When I moved to this area (an innercity area in Sydney), as one half of a DINK couple, I shuddered at anything that approached community. When the annual street party happened, we used to go out for the day and hope that it was finished by the time we came back, so we didn’t have to sneak past. I had my friends in various parts of Sydney, and I wasn’t interested in being forced into another community of people (at least that’s how it felt at the time).
Now, two children later (and 10 years), I feel very much a part of the community. There are a whole lot of people I will say hello to in the street, and a friend and I organised a little christmas party in our local playground. Another friend (without children) invites us around to drinks at her place once a year or so. We’re on first name terms with most of the people in the local shops. And we know the names and something about nearly all of our neighbours.
Of course, children is what has made the difference for me. A baby in a pram, or a cute toddler in sunglasses is a great conversation starter. But I look back on my first five years in this area, and think what a waste it was. In my mid-twenties arrogance, I thought that the friends that I had chosen for myself (forgetting that they were also people I had been thrown into proximity with at university and work) were bound to be more worth knowing that people I happened to live nearby. Of course I’ve liked some people in the area more than others. But some have become very good friends.
And it’s nice to get to know some people that aren’t at exactly the same life stage as me. One of the people around the corner is a retired architect, who is responsible for a few iconic buildings in Sydney’s CBD. It’s great to talk to him about his complete contempt for the heritage rules of our local council.

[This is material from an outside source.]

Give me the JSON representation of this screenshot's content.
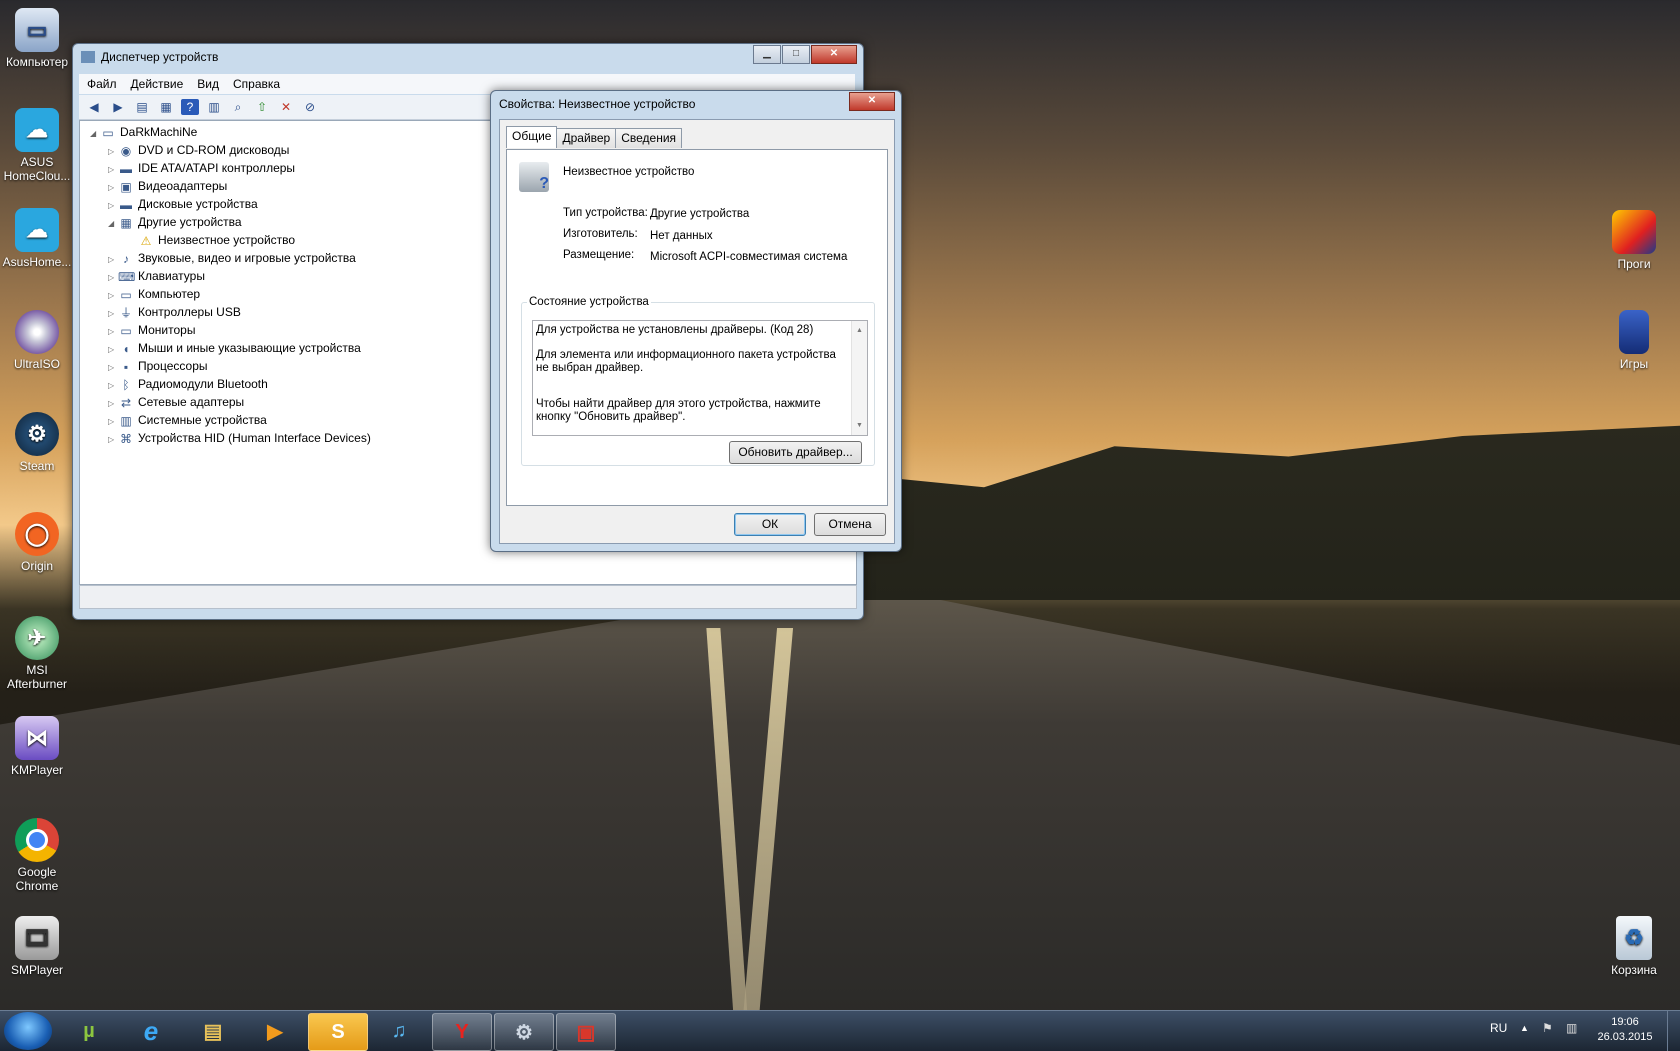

Modern life does make community optional. I’m sure I’m not the only one, though, that impoverished their lives by refusing to participate.